-- Opening Marker --

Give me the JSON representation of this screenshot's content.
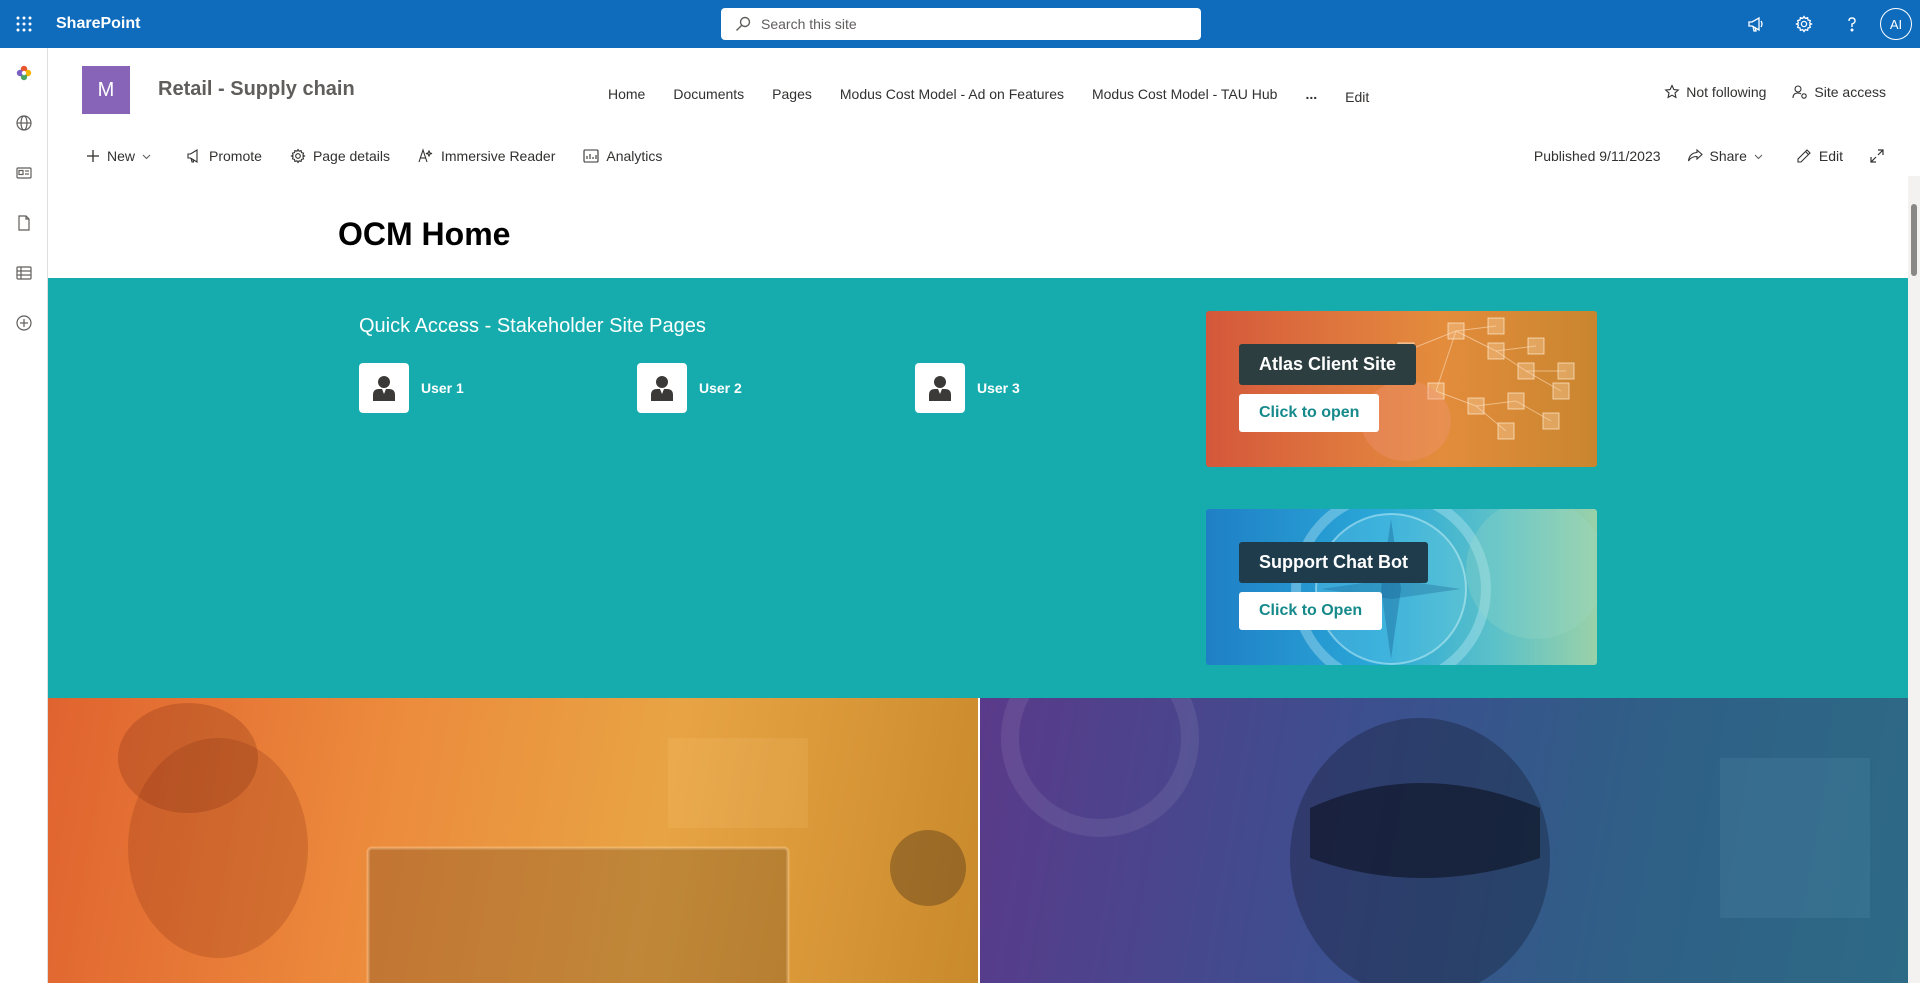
{
  "suite": {
    "brand": "SharePoint",
    "search_placeholder": "Search this site",
    "avatar_initials": "AI"
  },
  "site": {
    "logo_letter": "M",
    "title": "Retail - Supply chain",
    "nav": [
      "Home",
      "Documents",
      "Pages",
      "Modus Cost Model - Ad on Features",
      "Modus Cost Model - TAU Hub"
    ],
    "nav_more": "...",
    "nav_edit": "Edit",
    "follow_label": "Not following",
    "site_access_label": "Site access"
  },
  "commandbar": {
    "new_label": "New",
    "promote_label": "Promote",
    "page_details_label": "Page details",
    "immersive_reader_label": "Immersive Reader",
    "analytics_label": "Analytics",
    "published_label": "Published 9/11/2023",
    "share_label": "Share",
    "edit_label": "Edit"
  },
  "page": {
    "title": "OCM Home"
  },
  "quick_access": {
    "title": "Quick Access - Stakeholder Site Pages",
    "people": [
      "User 1",
      "User 2",
      "User 3"
    ]
  },
  "tiles": {
    "atlas": {
      "label": "Atlas Client Site",
      "button": "Click to open"
    },
    "chat": {
      "label": "Support Chat Bot",
      "button": "Click to Open"
    }
  },
  "colors": {
    "suite_blue": "#0f6cbd",
    "teal": "#16acae",
    "site_logo": "#8764b8"
  }
}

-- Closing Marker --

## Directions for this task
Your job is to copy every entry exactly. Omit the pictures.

## Worked solution
Give me the JSON representation of this screenshot's content.
{
  "suite": {
    "brand": "SharePoint",
    "search_placeholder": "Search this site",
    "avatar_initials": "AI"
  },
  "site": {
    "logo_letter": "M",
    "title": "Retail - Supply chain",
    "nav": [
      "Home",
      "Documents",
      "Pages",
      "Modus Cost Model - Ad on Features",
      "Modus Cost Model - TAU Hub"
    ],
    "nav_more": "...",
    "nav_edit": "Edit",
    "follow_label": "Not following",
    "site_access_label": "Site access"
  },
  "commandbar": {
    "new_label": "New",
    "promote_label": "Promote",
    "page_details_label": "Page details",
    "immersive_reader_label": "Immersive Reader",
    "analytics_label": "Analytics",
    "published_label": "Published 9/11/2023",
    "share_label": "Share",
    "edit_label": "Edit"
  },
  "page": {
    "title": "OCM Home"
  },
  "quick_access": {
    "title": "Quick Access - Stakeholder Site Pages",
    "people": [
      "User 1",
      "User 2",
      "User 3"
    ]
  },
  "tiles": {
    "atlas": {
      "label": "Atlas Client Site",
      "button": "Click to open"
    },
    "chat": {
      "label": "Support Chat Bot",
      "button": "Click to Open"
    }
  },
  "colors": {
    "suite_blue": "#0f6cbd",
    "teal": "#16acae",
    "site_logo": "#8764b8"
  }
}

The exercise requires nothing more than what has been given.